- Data for this task:

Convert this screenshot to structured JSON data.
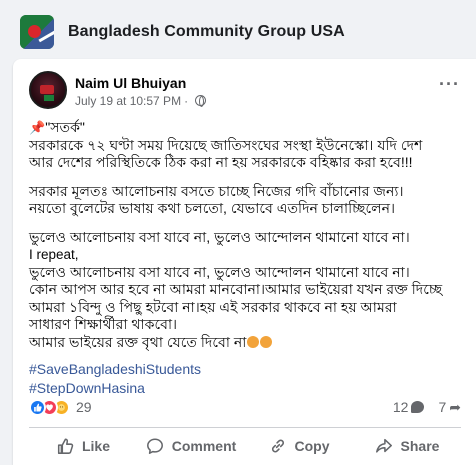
{
  "group": {
    "name": "Bangladesh Community Group USA"
  },
  "post": {
    "author": "Naim Ul Bhuiyan",
    "timestamp": "July 19 at 10:57 PM",
    "separator": "·",
    "pin_icon": "pushpin-icon",
    "title_line": "\"সতর্ক\"",
    "paragraphs": [
      "সরকারকে ৭২ ঘণ্টা সময় দিয়েছে জাতিসংঘের সংস্থা ইউনেস্কো। যদি দেশ\nআর দেশের পরিস্থিতিকে ঠিক করা না হয় সরকারকে বহিষ্কার করা হবে!!!",
      "সরকার মূলতঃ আলোচনায় বসতে চাচ্ছে নিজের গদি বাঁচানোর জন্য।\nনয়তো বুলেটের ভাষায় কথা চলতো, যেভাবে এতদিন চালাচ্ছিলেন।",
      "ভুলেও আলোচনায় বসা যাবে না, ভুলেও আন্দোলন থামানো যাবে না।"
    ],
    "repeat_label": "I repeat,",
    "paragraph_after": "ভুলেও আলোচনায় বসা যাবে না, ভুলেও আন্দোলন থামানো যাবে না।\nকোন আপস আর হবে না আমরা মানবোনা।আমার ভাইয়েরা যখন রক্ত দিচ্ছে\nআমরা ১বিন্দু ও পিছু হটবো না।হয় এই সরকার থাকবে না হয় আমরা\nসাধারণ শিক্ষার্থীরা থাকবো।",
    "last_line": "আমার ভাইয়ের রক্ত বৃথা যেতে দিবো না",
    "hashtags": [
      "#SaveBangladeshiStudents",
      "#StepDownHasina"
    ]
  },
  "stats": {
    "reactions_count": "29",
    "comments_count": "12",
    "shares_count": "7"
  },
  "actions": {
    "like": "Like",
    "comment": "Comment",
    "copy": "Copy",
    "share": "Share"
  },
  "colors": {
    "accent": "#1877f2",
    "hashtag": "#385898",
    "secondary_text": "#65676b"
  }
}
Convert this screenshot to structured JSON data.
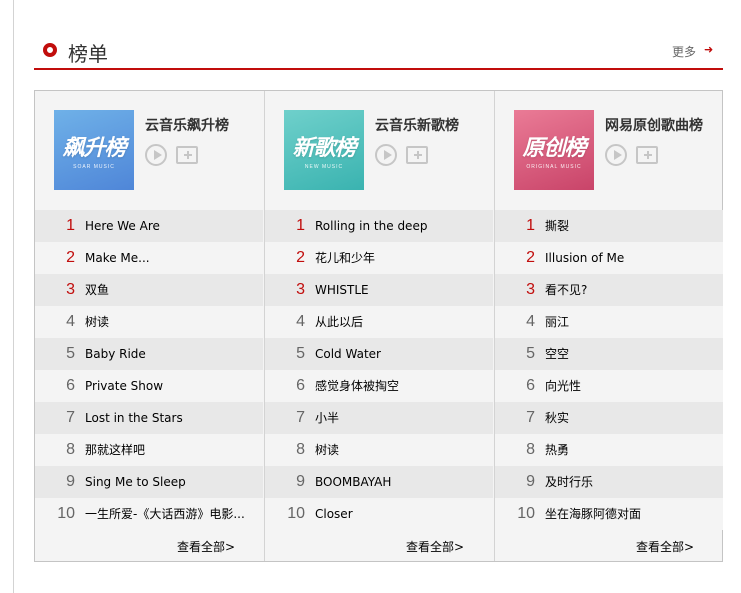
{
  "header": {
    "title": "榜单",
    "more_label": "更多",
    "more_arrow": "➜"
  },
  "boards": [
    {
      "name": "云音乐飙升榜",
      "cover_text": "飙升榜",
      "cover_subtext": "SOAR MUSIC",
      "view_all": "查看全部>",
      "songs": [
        {
          "rank": "1",
          "title": "Here We Are"
        },
        {
          "rank": "2",
          "title": "Make Me..."
        },
        {
          "rank": "3",
          "title": "双鱼"
        },
        {
          "rank": "4",
          "title": "树读"
        },
        {
          "rank": "5",
          "title": "Baby Ride"
        },
        {
          "rank": "6",
          "title": "Private Show"
        },
        {
          "rank": "7",
          "title": "Lost in the Stars"
        },
        {
          "rank": "8",
          "title": "那就这样吧"
        },
        {
          "rank": "9",
          "title": "Sing Me to Sleep"
        },
        {
          "rank": "10",
          "title": "一生所爱-《大话西游》电影..."
        }
      ]
    },
    {
      "name": "云音乐新歌榜",
      "cover_text": "新歌榜",
      "cover_subtext": "NEW MUSIC",
      "view_all": "查看全部>",
      "songs": [
        {
          "rank": "1",
          "title": "Rolling in the deep"
        },
        {
          "rank": "2",
          "title": "花儿和少年"
        },
        {
          "rank": "3",
          "title": "WHISTLE"
        },
        {
          "rank": "4",
          "title": "从此以后"
        },
        {
          "rank": "5",
          "title": "Cold Water"
        },
        {
          "rank": "6",
          "title": "感觉身体被掏空"
        },
        {
          "rank": "7",
          "title": "小半"
        },
        {
          "rank": "8",
          "title": "树读"
        },
        {
          "rank": "9",
          "title": "BOOMBAYAH"
        },
        {
          "rank": "10",
          "title": "Closer"
        }
      ]
    },
    {
      "name": "网易原创歌曲榜",
      "cover_text": "原创榜",
      "cover_subtext": "ORIGINAL MUSIC",
      "view_all": "查看全部>",
      "songs": [
        {
          "rank": "1",
          "title": "撕裂"
        },
        {
          "rank": "2",
          "title": "Illusion of Me"
        },
        {
          "rank": "3",
          "title": "看不见?"
        },
        {
          "rank": "4",
          "title": "丽江"
        },
        {
          "rank": "5",
          "title": "空空"
        },
        {
          "rank": "6",
          "title": "向光性"
        },
        {
          "rank": "7",
          "title": "秋实"
        },
        {
          "rank": "8",
          "title": "热勇"
        },
        {
          "rank": "9",
          "title": "及时行乐"
        },
        {
          "rank": "10",
          "title": "坐在海豚阿德对面"
        }
      ]
    }
  ],
  "colors": {
    "accent": "#c10d0c",
    "cover_1": "#5a97dd",
    "cover_2": "#48bfbb",
    "cover_3": "#d6587a"
  },
  "icons": {
    "header": "circle-ring-icon",
    "play": "play-circle-icon",
    "add": "add-folder-icon"
  }
}
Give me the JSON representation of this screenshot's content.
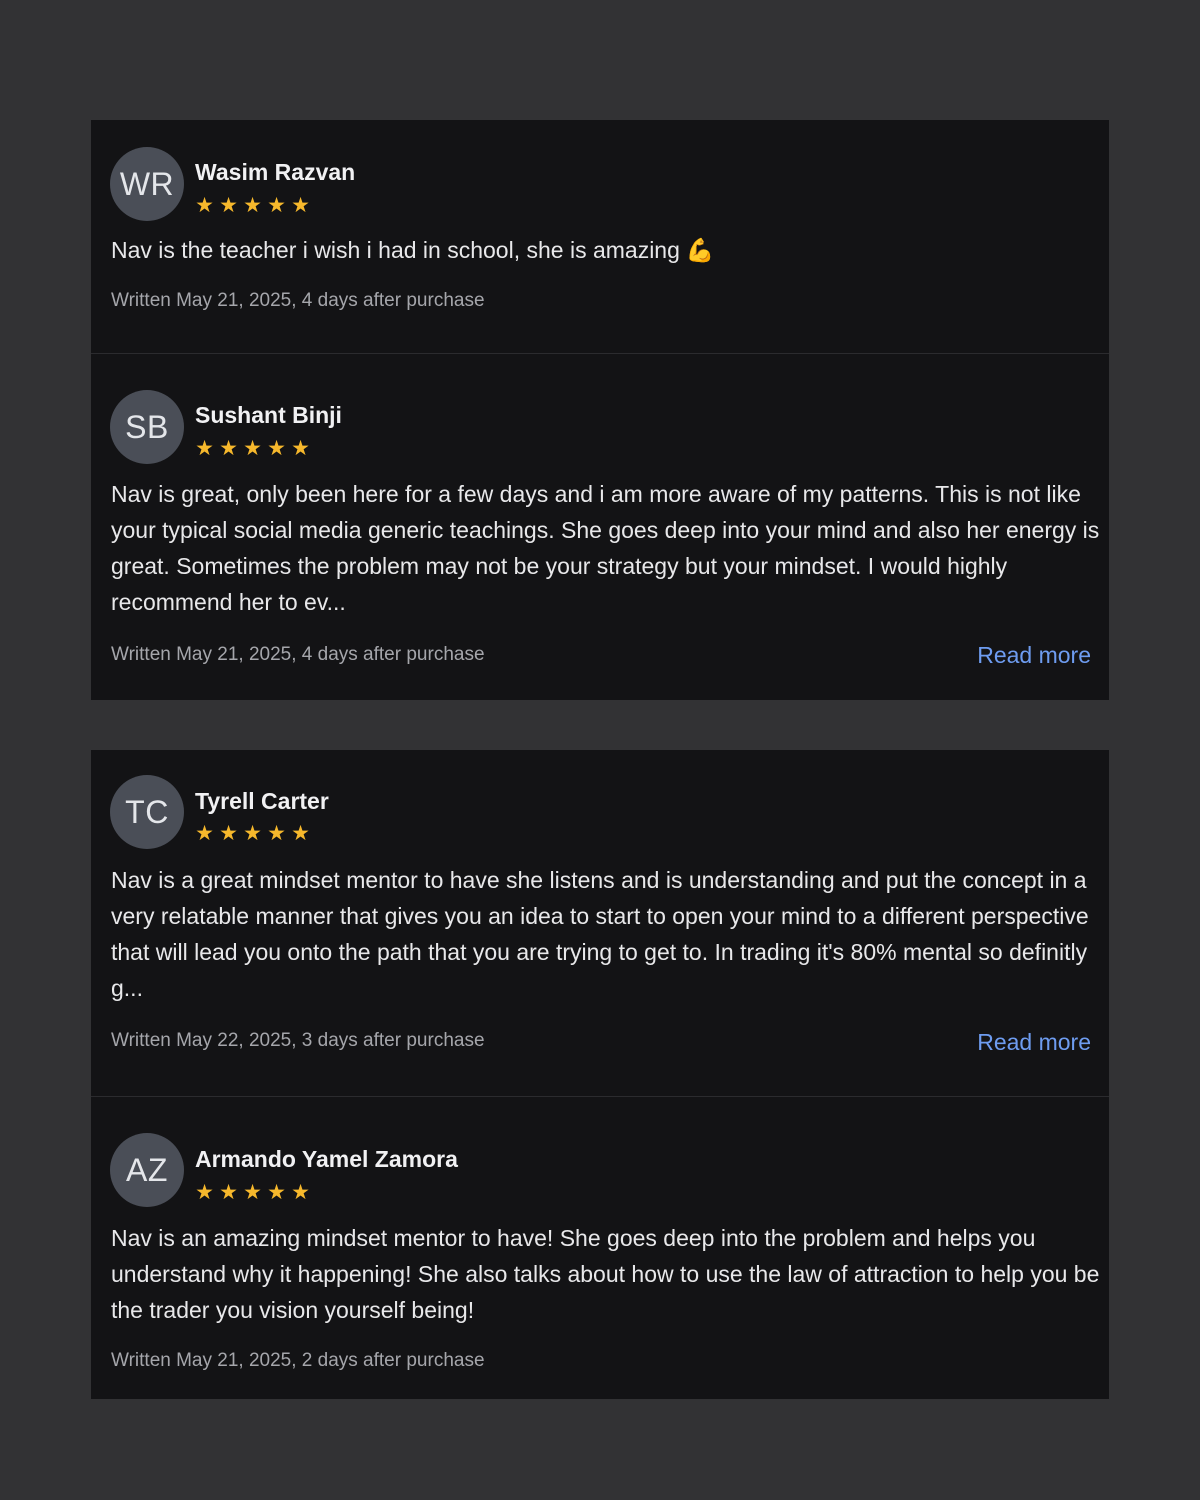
{
  "reviews": [
    {
      "initials": "WR",
      "name": "Wasim Razvan",
      "rating": 5,
      "text": "Nav is the teacher i wish i had in school, she is amazing",
      "emoji": "💪",
      "meta": "Written May 21, 2025, 4 days after purchase"
    },
    {
      "initials": "SB",
      "name": "Sushant Binji",
      "rating": 5,
      "text": "Nav is great, only been here for a few days and i am more aware of my patterns. This is not like your typical social media generic teachings. She goes deep into your mind and also her energy is great. Sometimes the problem may not be your strategy but your mindset. I would highly recommend her to ev...",
      "meta": "Written May 21, 2025, 4 days after purchase",
      "read_more": "Read more"
    },
    {
      "initials": "TC",
      "name": "Tyrell Carter",
      "rating": 5,
      "text": "Nav is a great mindset mentor to have she listens and is understanding and put the concept in a very relatable manner that gives you an idea to start to open your mind to a different perspective that will lead you onto the path that you are trying to get to. In trading it's 80% mental so definitly g...",
      "meta": "Written May 22, 2025, 3 days after purchase",
      "read_more": "Read more"
    },
    {
      "initials": "AZ",
      "name": "Armando Yamel Zamora",
      "rating": 5,
      "text": "Nav is an amazing mindset mentor to have! She goes deep into the problem and helps you understand why it happening! She also talks about how to use the law of attraction to help you be the trader you vision yourself being!",
      "meta": "Written May 21, 2025, 2 days after purchase"
    }
  ],
  "colors": {
    "background": "#323234",
    "card": "#131315",
    "star": "#f6b82c",
    "link": "#6e9cf0",
    "avatar": "#4a4e57"
  },
  "icons": {
    "star": "star-icon"
  }
}
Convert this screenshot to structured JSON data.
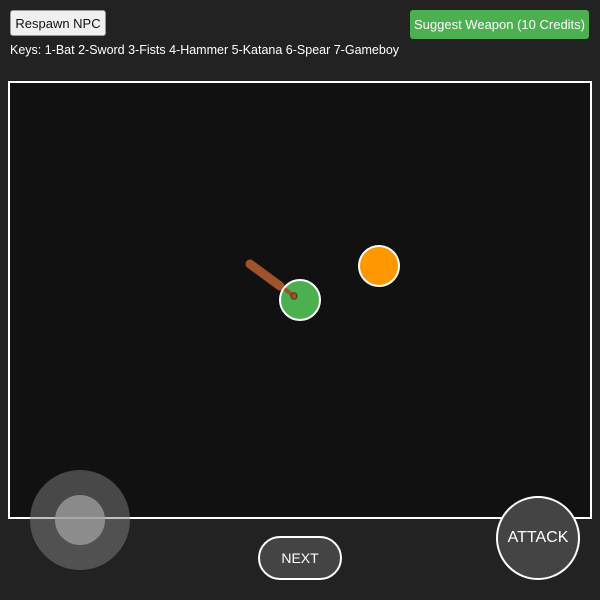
{
  "toolbar": {
    "respawn_label": "Respawn NPC",
    "suggest_label": "Suggest Weapon (10 Credits)"
  },
  "keys_hint": "Keys: 1-Bat 2-Sword 3-Fists 4-Hammer 5-Katana 6-Spear 7-Gameboy",
  "controls": {
    "next_label": "NEXT",
    "attack_label": "ATTACK"
  },
  "colors": {
    "player": "#4caf50",
    "npc": "#ff9800",
    "weapon_bat": "#a0522d",
    "accent_green": "#4caf50"
  },
  "game": {
    "equipped_weapon": "bat"
  }
}
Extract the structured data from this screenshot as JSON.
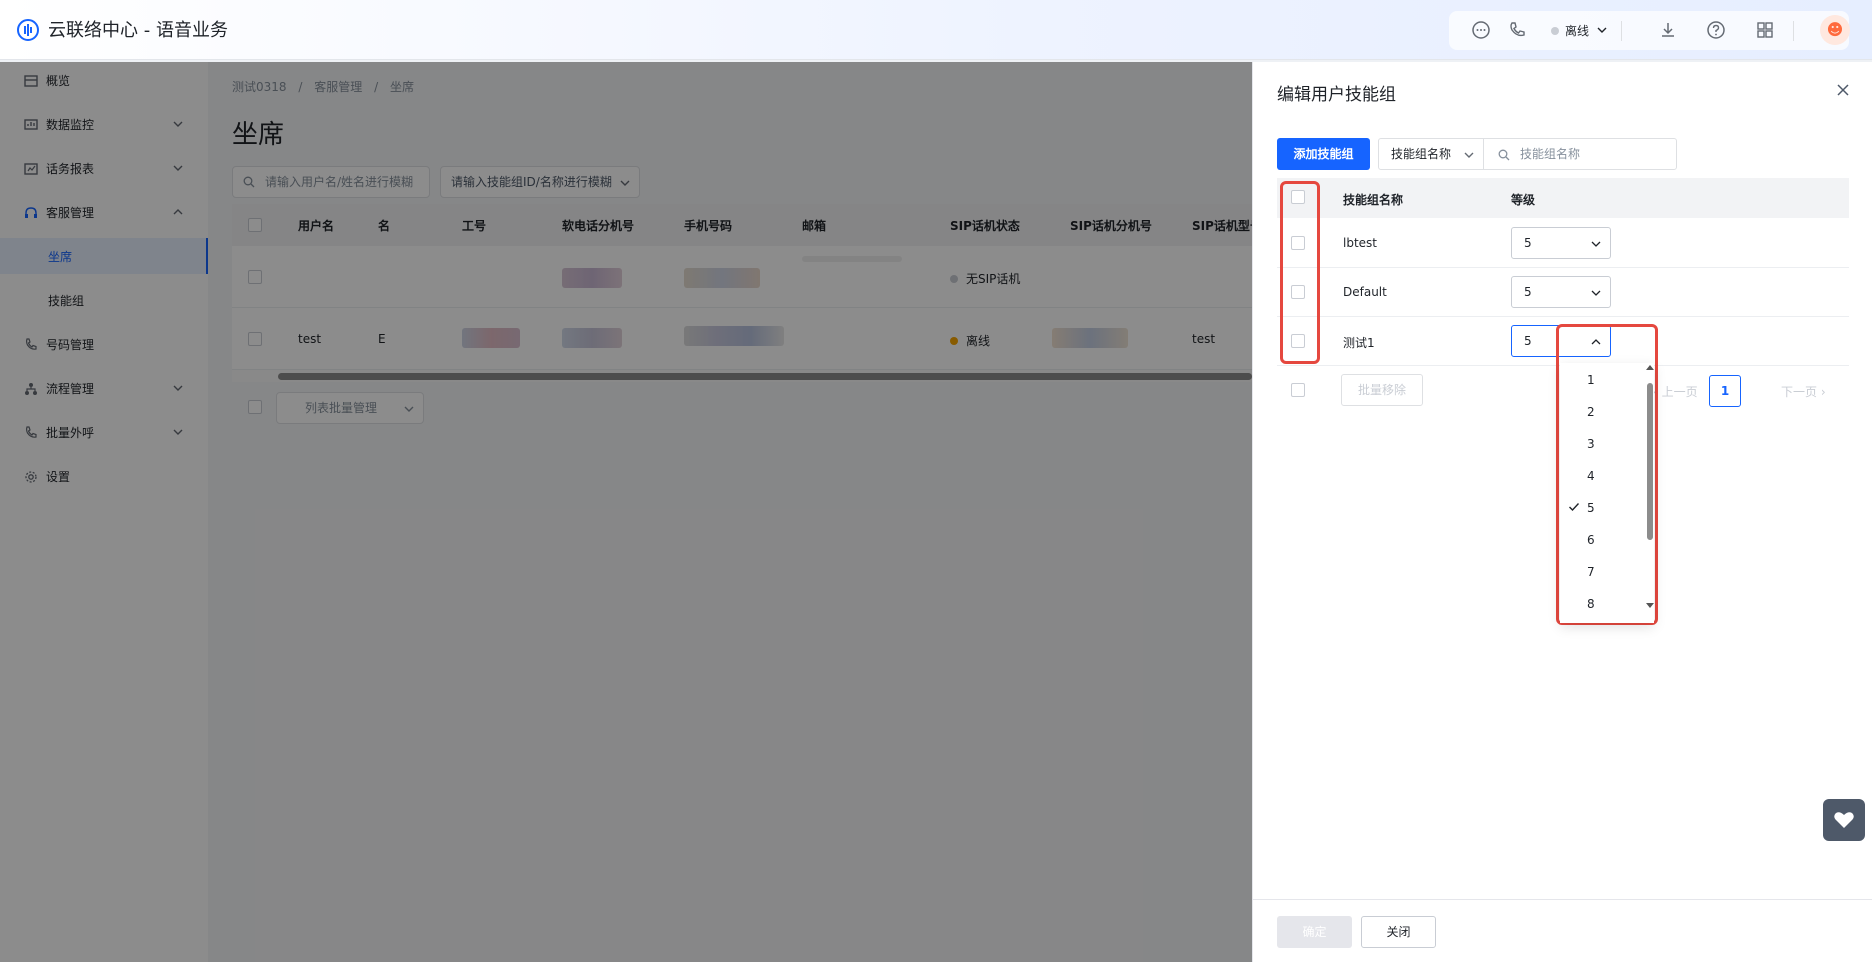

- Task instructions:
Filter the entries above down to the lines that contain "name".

- Output of the task:
    "name": "Bangladesh Community Group USA"
      "name": "云音乐飙升榜",
      "name": "云音乐新歌榜",
      "name": "网易原创歌曲榜",
      "name": "Wasim Razvan",
      "name": "Sushant Binji",
      "name": "Tyrell Carter",
      "name": "Armando Yamel Zamora",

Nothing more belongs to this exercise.